reason the good has rightly been declared to be that at which all things aim. But a certain difference is found among ends (99). An example of this reflection would be the final product created by an architect. This individual completed building a structure from start to finish and has reached the end of the project. The architect is pleased by the results of what she created. The architect achieved the desired outcome and is therefore happy. A difference between the actual end and the desired outcome is what makes happiness different for each individual. All ends do not lead to happiness. For example, finishing a painting makes the artist happy but not the autoworker whose preferred end is making vehicles. The fact that not all human beings share the same ends proves that

happiness is found at different ends. Aristotle illustrates happiness as being the ?chief good?. In the following quote he explains that rational human beings take happiness for itself and never for any other reasons: Since there are evidently more than one end, and we choose some of these?for the sake of something else, clearly not all ends are final ends; but the chief good is evidently something final. (103). By this definition, happiness must be only the final end, which is the ?chief good? (103). This means that happiness is the pursuit of all that which is desired, and the desire is to reach the final end. If the end is final it becomes the ?chief good? (103). In Aristotle?s own words he says, ?Happiness, then, is something final and self-sufficient, and is the end of

action?(103). To say that happiness is the only chief good is not completely true. If happiness is the only chief good than what is our function as human beings? Aristotle associates functioning well with happiness and happiness is the final result. He says that the function of human being is, ??an activity of soul which follows or implies a rational principle??(103). Human beings must have the ability to exercise their capacity to reason in order to function well. Reasoning is the key factor in making decisions. Human beings use reasoning to decide what choices to make in life. The outcome of the choices humans make is what creates desire. As a result, desires are what determine the ?chief good? (103). If the chief good is happiness, than the function of human beings and
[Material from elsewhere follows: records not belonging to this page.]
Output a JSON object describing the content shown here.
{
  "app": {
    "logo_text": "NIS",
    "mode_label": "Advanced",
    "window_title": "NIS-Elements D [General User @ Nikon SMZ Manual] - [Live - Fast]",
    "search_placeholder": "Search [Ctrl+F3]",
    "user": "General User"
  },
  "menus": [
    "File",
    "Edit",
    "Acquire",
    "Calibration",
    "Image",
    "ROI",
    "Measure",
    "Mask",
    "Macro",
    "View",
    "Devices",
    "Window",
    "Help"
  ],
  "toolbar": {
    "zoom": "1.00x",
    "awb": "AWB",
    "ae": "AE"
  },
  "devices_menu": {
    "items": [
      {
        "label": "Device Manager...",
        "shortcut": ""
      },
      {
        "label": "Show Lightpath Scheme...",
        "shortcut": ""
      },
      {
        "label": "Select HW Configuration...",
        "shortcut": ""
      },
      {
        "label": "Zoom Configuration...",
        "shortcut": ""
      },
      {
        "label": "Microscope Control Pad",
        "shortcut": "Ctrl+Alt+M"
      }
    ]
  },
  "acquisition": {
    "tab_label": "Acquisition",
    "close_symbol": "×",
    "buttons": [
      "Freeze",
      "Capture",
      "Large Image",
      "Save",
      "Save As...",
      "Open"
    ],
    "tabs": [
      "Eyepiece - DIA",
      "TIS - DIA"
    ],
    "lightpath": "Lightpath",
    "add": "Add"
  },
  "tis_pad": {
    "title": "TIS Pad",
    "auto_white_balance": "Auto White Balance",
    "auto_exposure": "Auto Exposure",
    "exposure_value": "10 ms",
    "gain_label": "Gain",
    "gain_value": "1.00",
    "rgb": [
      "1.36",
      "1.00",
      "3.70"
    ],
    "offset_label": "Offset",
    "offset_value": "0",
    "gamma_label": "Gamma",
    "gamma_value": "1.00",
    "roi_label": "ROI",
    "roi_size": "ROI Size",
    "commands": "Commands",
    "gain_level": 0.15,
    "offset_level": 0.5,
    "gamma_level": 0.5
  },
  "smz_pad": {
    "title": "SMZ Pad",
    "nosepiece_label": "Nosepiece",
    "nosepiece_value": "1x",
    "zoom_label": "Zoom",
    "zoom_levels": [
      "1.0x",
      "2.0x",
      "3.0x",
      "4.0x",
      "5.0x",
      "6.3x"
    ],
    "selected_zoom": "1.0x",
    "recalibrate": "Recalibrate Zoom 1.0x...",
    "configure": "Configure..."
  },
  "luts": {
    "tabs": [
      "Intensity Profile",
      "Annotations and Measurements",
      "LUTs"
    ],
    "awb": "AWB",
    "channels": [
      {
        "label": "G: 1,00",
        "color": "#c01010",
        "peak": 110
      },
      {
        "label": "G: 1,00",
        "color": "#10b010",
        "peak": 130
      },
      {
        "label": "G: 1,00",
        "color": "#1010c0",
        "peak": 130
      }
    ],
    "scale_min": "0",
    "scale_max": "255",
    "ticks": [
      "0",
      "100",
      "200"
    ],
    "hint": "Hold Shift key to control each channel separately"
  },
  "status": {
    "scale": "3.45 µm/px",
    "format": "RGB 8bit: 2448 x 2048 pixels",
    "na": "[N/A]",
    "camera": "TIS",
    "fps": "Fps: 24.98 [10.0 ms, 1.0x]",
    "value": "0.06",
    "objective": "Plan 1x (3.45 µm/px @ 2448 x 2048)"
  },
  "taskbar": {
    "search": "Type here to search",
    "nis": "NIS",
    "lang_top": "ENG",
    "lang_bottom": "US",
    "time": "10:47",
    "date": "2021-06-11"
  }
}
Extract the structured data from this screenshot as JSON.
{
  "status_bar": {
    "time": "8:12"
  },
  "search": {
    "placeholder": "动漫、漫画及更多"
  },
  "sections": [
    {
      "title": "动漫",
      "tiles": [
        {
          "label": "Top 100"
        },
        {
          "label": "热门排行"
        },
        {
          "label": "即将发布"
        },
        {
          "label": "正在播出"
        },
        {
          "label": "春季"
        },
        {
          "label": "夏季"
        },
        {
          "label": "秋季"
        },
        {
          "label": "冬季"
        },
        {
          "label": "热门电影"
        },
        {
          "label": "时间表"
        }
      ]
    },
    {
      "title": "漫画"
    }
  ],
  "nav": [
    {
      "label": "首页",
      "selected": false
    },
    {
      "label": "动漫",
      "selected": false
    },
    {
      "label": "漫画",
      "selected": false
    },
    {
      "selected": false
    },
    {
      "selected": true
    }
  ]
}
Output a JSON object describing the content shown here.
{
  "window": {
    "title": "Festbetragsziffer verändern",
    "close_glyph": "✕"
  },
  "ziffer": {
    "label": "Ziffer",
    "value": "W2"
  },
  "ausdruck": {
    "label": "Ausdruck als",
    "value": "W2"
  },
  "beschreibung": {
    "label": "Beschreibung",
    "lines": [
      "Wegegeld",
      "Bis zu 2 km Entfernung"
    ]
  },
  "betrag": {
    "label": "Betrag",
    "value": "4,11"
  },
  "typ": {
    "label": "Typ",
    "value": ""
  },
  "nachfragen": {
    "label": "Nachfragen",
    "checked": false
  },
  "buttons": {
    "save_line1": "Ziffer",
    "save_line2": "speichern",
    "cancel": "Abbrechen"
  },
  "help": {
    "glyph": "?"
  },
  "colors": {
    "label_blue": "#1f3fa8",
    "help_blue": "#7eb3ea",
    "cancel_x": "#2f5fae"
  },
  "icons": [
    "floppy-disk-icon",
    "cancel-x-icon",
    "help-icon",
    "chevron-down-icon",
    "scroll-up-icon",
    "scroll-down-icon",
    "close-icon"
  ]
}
reasoning must also be happiness. One will stay on the path towards happiness if reasoning is used as a function of life. Having virtue is an essential part of the equation that sustains happiness and the ability to function well. Rather than taking detours down paths of deficiency and excessiveness, one may use reasoning to become a virtuous person. By staying committed to the path toward happiness, one is considered virtuous. Aristotle claims that the, ?virtue of man also will be the state of character which makes a man good and which makes him do his own work well?(111). If the above statement is true than only virtuous human beings are happy and if they are happy than they must also be functioning well. Aristotle then divides virtue into two separate areas: intellectual